April 20, 2017
Students from poor families score much lower on academic tests than their better-off peers. This achievement gap is wider today than it was 25 years ago. But researchers and policymakers have been using a crude yardstick to measure economic disadvantage, making it more difficult to target resources to those who need them the most.
- Student eligibility for free or reduced-price lunch is a widely used measure for poverty in schools, even though it offers a very broad brushstroke. Nearly half of all students nationwide are eligible for subsidized meals but only a quarter of U.S. children live in poverty.
- Test scores vary widely within those who qualify for subsidized meals. While about half of 8th graders in Michigan are currently eligible for a subsidized meal, 14 percent were eligible for subsidized meals every year since kindergarten and they scored significantly lower than all the other groups.

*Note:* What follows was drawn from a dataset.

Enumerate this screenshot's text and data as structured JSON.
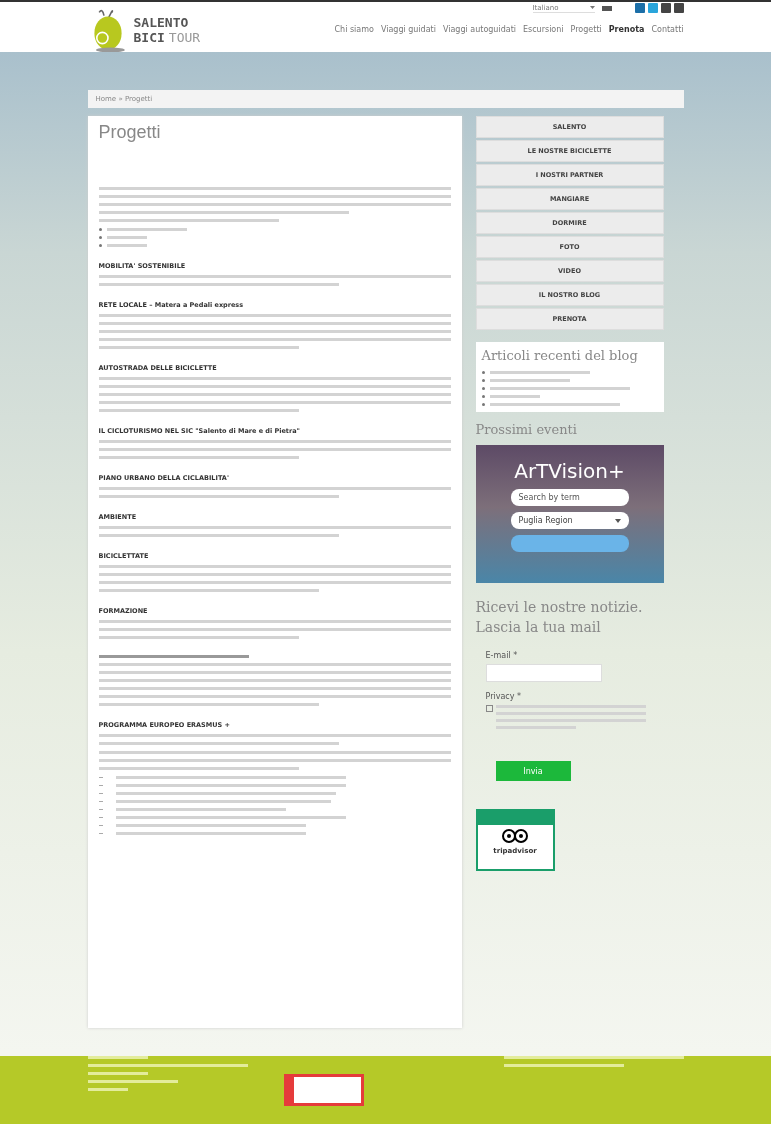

- Many federal, state, and local programs distribute money based on the share of a school’s or a district’s students eligible for subsidized meals.